and ice melt overflows its slowly snaking banks
and the current gouges gravity’s deep
sprint line of stone resistance and tightens
channels through the sand and gravel layers,
undercuts fir roots, pushes trunks aside,
rives the bouldered clay restraints and slices
straight through the unsuspecting village green—

my daughter, tied-in by wide, trained hands
of hovering experts, spins the canted spokes
of her new titanium alloy wheelchair.
She thrusts down the hall’s careful ramps, shortcuts
stands of tall, shocked legs stumbling after her,
whirls, speed-sweeps thresholds, and surges on.




Christianne Balk’s poetry collections include The Holding Hours (University of Washington Press), which includes this poem, plus Desiring Flight (Purdue University Press) and Bindweed (Macmillan). Her work has appeared in Cirque, Harper’s,, Prairie Schooner, and other publications. She lives in Seattle, loves the Anglo-Saxon rhythms of everyday street talk, and travels frequently into the Cascade Mountains with her husband and daughter.

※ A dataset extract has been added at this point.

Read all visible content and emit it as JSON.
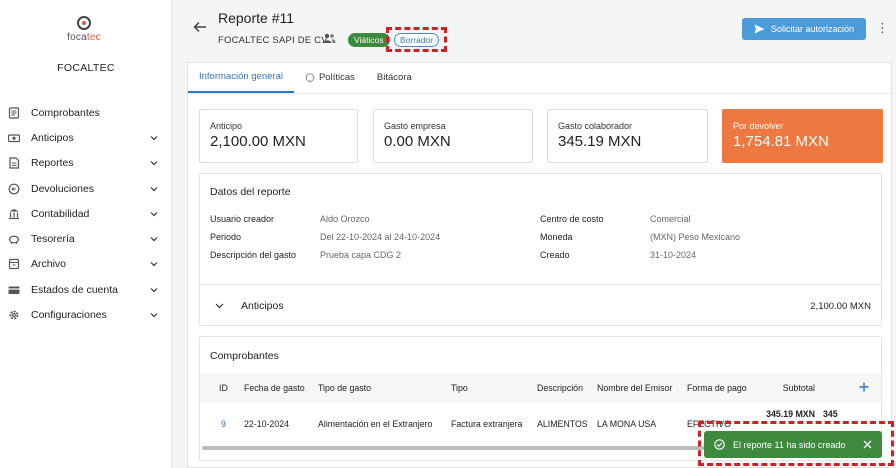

Photo of icy stream by Mike Laptev, courtesy Shutterstock. is the world’s first online journal of place, publishing a rich mix of literature, artwork, case studies, and more since 1997.